The idea of community in Common Frequencies takes direct reference from the french word milieu (a person’s social environment) seen as the place in which we, as a specific species, exist and coexist with other species. However, it is important to also acknowledge that we are a milieu or environment ourselves: we host millions of bacteria and other living beings that allows us to digest, breathe, and exist.
Thus, the exhibition stresses the idea that humans are only 1 of millions of other living vibrating beings and that we require each other to make our milieu work, in the same way that us, as individuals, need every living being inside us to be. Evidently, this concept also extrapolates to the social.
In the midst of a time that seems to be more and more divided, this group of artists investigate and generate several connections that prove that union, collaboration and connectivity are more present than ever. They show that we are not an independent species, but rather dependent and inter-connected with every single being on the planet.
In the exhibition, these interconnections are made evident through the form of sonic landscapes— languages that are easier to identify as commons, as something we can relate to and use our response ability in return.
In Syncrony, a visual and numerical archive, Lorena Mal investigates the relationship between the body and the perception of time through a series of scores based on the heart rate of 88 animal species.

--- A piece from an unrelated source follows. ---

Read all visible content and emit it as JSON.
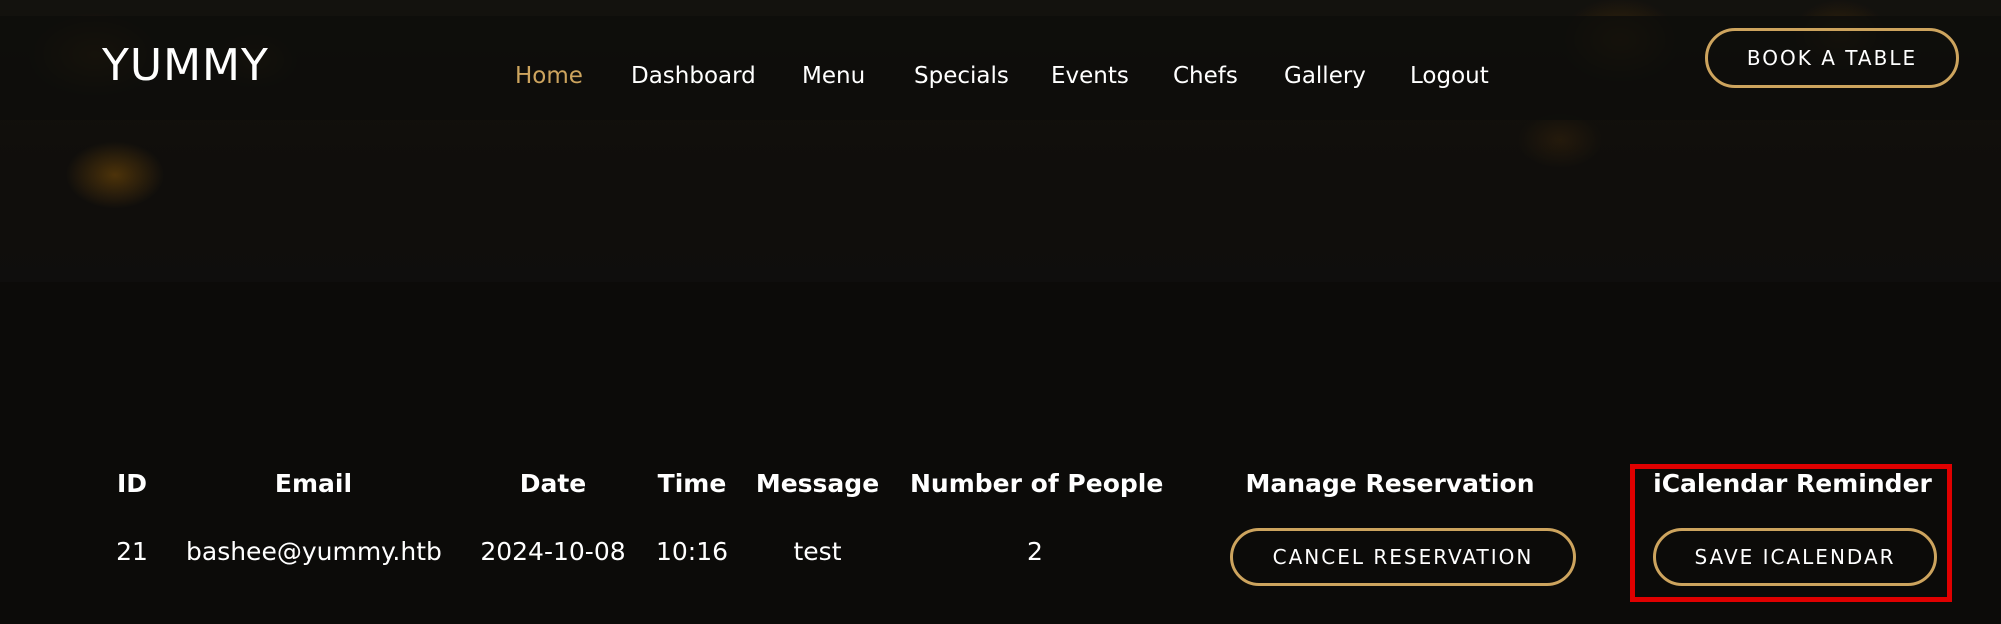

Mal explores the various notions of ‘living’ time through the encounter between systems that measure it’s passing, where rhythm is both biological and musical, and tempo, pace or heartbeats are all counted as beats per minute. Combining archival objects, images, modified metronomes, scores and a series of events for 2 pianos and multiple interpreters playing simultaneously different temporalities, the project takes the standard metronome as main subject to inquire, and departs from the coincidence between the human heartbeat and it’s limits.
Syncrony sets unexpected encounters and silence intervals, turning the act of listening into an intersubjective process of reciprocity, even involuntary.

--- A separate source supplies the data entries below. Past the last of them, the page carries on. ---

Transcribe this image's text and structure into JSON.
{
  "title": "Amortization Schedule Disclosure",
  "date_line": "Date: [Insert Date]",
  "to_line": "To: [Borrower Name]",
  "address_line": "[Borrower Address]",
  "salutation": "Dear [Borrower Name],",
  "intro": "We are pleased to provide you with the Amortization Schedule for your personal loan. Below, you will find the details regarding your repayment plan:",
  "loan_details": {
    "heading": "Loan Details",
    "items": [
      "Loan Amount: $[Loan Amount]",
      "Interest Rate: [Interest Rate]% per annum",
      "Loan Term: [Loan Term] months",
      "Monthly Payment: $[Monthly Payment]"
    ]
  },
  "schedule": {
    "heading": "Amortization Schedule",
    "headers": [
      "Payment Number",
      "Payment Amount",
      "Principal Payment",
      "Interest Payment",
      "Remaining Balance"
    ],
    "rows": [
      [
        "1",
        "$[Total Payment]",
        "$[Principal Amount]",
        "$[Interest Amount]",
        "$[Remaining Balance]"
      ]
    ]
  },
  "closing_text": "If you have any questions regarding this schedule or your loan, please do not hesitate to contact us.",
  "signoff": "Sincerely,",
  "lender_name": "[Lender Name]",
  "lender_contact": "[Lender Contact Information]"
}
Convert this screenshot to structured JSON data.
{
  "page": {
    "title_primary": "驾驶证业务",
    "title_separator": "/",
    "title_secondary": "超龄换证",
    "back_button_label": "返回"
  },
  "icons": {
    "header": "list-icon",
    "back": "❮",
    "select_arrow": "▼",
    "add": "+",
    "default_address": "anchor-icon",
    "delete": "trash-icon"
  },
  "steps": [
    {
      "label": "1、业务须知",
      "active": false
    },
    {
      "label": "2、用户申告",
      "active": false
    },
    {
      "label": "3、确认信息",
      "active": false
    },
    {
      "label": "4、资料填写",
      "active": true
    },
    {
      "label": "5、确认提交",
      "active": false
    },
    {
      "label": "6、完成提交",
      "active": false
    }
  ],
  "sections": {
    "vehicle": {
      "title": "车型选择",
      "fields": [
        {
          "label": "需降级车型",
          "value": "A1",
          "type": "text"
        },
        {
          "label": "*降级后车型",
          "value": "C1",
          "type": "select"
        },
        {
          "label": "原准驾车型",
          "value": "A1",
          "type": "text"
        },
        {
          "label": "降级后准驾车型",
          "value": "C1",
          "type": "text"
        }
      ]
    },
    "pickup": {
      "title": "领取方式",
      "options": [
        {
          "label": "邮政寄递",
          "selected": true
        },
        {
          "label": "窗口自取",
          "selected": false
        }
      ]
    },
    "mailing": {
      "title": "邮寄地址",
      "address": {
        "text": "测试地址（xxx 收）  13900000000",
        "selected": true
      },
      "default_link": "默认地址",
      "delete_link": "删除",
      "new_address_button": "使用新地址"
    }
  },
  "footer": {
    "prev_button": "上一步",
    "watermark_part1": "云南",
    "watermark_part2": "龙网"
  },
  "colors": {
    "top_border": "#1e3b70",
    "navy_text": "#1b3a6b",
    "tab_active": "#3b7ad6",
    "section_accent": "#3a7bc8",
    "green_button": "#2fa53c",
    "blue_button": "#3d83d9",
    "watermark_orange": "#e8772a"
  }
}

Frequencies as magnetic waves are deeply explored in Tsinamekuta, a work in progress by Marcela Armas based on the discovery of a magnetic mineral called pyrrhotite inside an active mine located on a mountain in the Potosí highlands in northern central Mexico. Pyrrhotite is a ferrous sulfide that is distinguished by its magnetic properties. The project is developed from the construction of a series of instruments for the detection and sound interpretation of the magnetic memory of this mineral, as well as processes of induction of new magnetic fields on its surface, in dialogue and collaboration with the inhabitants of the region where this mountain rises.
Tsinamekuta poses from the ritual approach, a repositioning of the technological object and the purpose of its use. It is also an ethical consideration of the mineral world as the foundation of life, and a space for reflection on the sense of intention in human contact with nature.

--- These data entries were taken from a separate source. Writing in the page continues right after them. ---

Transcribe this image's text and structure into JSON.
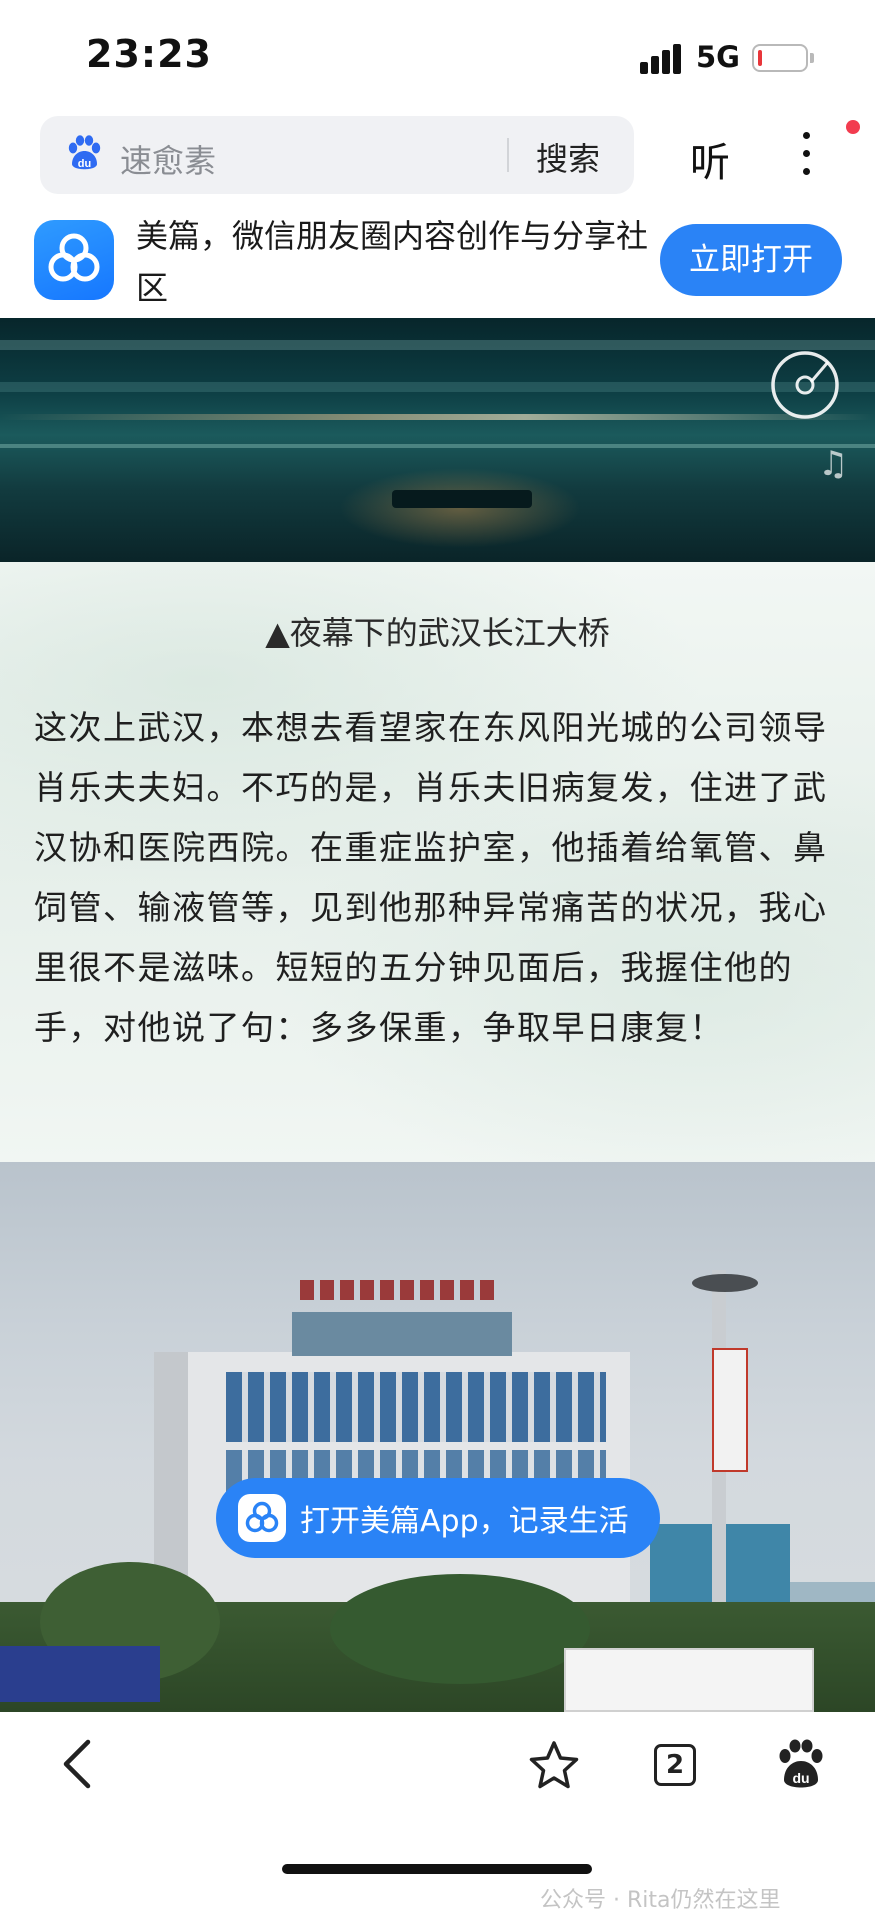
{
  "status_bar": {
    "time": "23:23",
    "network": "5G",
    "battery_level": 0.08,
    "battery_color": "#e8363a"
  },
  "browser": {
    "search_query": "速愈素",
    "search_button": "搜索",
    "listen_button": "听",
    "search_icon": "baidu-paw-icon",
    "menu_icon": "more-vertical-icon",
    "notification_dot_color": "#f23c4f"
  },
  "app_banner": {
    "title": "美篇，微信朋友圈内容创作与分享社区",
    "open_button": "立即打开",
    "accent": "#2a83f6"
  },
  "article": {
    "caption": "▲夜幕下的武汉长江大桥",
    "paragraph": "这次上武汉，本想去看望家在东风阳光城的公司领导肖乐夫夫妇。不巧的是，肖乐夫旧病复发，住进了武汉协和医院西院。在重症监护室，他插着给氧管、鼻饲管、输液管等，见到他那种异常痛苦的状况，我心里很不是滋味。短短的五分钟见面后，我握住他的手，对他说了句：多多保重，争取早日康复！",
    "music_icon": "music-disc-icon",
    "open_app_pill": "打开美篇App，记录生活"
  },
  "bottom_nav": {
    "tab_count": "2",
    "watermark": "公众号 · Rita仍然在这里"
  }
}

This work is the result of an experimental narrative workshop with the collective, in which participating students developed a first-person narration using techniques of speculative fabulation, science fiction and futurism. The 6 students created futuristic stories from the perspective of other organisms. The result is a series of short films that approach themes related to the different global emergencies that the world faces, narrated from a perspective of “otherness”. Interspecifics then worked with the stories and went through a process of detecting patterns, analyzing the characteristics and morphology of the references to create a unique sound and visual gesture using open source software and algorithms inspired in nature.
BioSoNot, by Gilberto Esparza, consists of the development of a series of configurations of sensitive artifacts that collect data that is interpreted in audible frequencies that are activated with contaminated water and then translates into sound the biological activity of microorganisms and the contamination levels of different rivers. The piece, made up of microbial fuel cell modules, generates energy from the metabolism of microorganisms in contaminated water. These cells function as biosensors that measure the bioelectrical activity of bacteria and simultaneously other types of sensors give data on PH, dissolved oxygen, conductivity, ORP and temperature.
These data are converted to analog signals that are interpreted by a synthesizer that translates these values into sound.
Tania Candiani’s Syreny explores the poetic relations that emerge from mimicking the sounds that are alien to humans. In a sound action that uses the sound of the voice, specifically with choral groups, Syreny interprets, replicates, or deconstructs sounds that are not typical of the human voice, such as the sound of machines; nature; and mathematical, mechanical, and/or digital processes.
Syreny addresses one of the most important forms of vibration in our species - it uses the voice to integrate humans with space in the same frequency, and with others in unison.
Syreny appeals to the reactivation and remembrance of a space from the point of view of the reconstitution of history. The piece will be completed with a performance with the Grace Chorale of Brooklyn directed by Jason Asbury, Music Director and Assistant Music Director, Matt Podd, to appeal to the reconstruction of a social fabric, in a search to give voice and a sense of belonging to those who have migrated to this space.